This is not easy to put into words. It’s harder for me than anything else. Even though he was becoming frail, and even though he was out of his mind at the very end, he still let his own will rule him. It was hard enough to keep him from getting out of bed because he was too weak and fell.
June 15, 1998: “During the day I keep falling asleep like an old man. I can still get out of bed, can still hear and see. But otherwise I’m not far from the disease. I’m limp and listless, my knees buckle, I leave hardly the house anymore. (…) Sigmund Freud is said to have received a high dose of morphine from a confidant. He didn’t want to become ill. Would I have a friend like that when the time came?”
Do you remember the last moment together?
I wasn’t there when he died. I was on my way to my in-laws on the North Sea with my family. I just didn’t think it would happen so quickly. He died at home in the presence of my mother and sister.
Would you like to say something else to him?
no There’s just one thing that still bothers me sometimes. My father recognized my own talent for music and especially rhythm early on. He knew enough musicians and really could have given me a different kind of music education. But he had me learn to play the piano from an elderly lady who had already retired, and within a few months she unfortunately managed to completely destroy my musical motivation for the next few years. It was probably the more archaic part of his nature that spoke inwardly: “He has to do it alone, after all I worked everything out for myself.” That’s all I’m struggling with. Otherwise everything is fine.
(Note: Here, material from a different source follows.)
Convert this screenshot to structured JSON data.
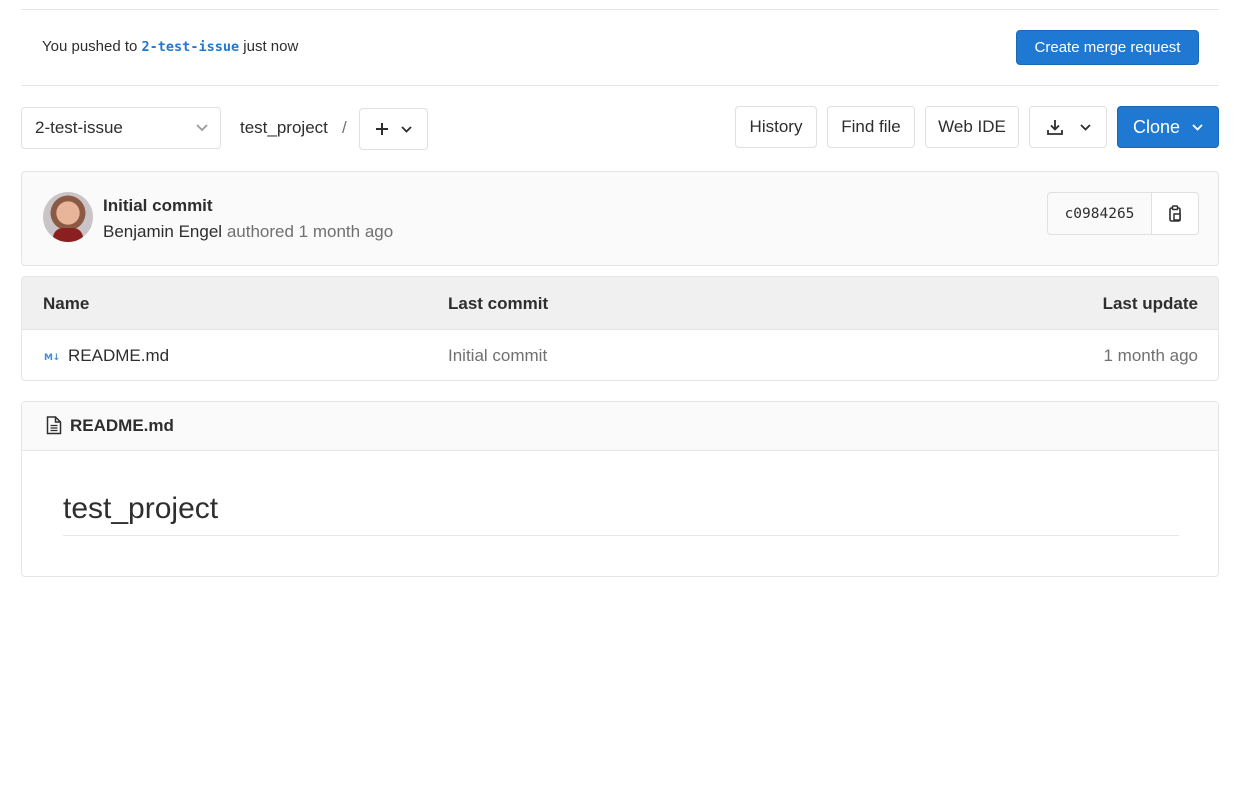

*The 1996/97 diaries were published last year. Daniel Krug recorded the audio book.
By BUNTE author Martin Heidemanns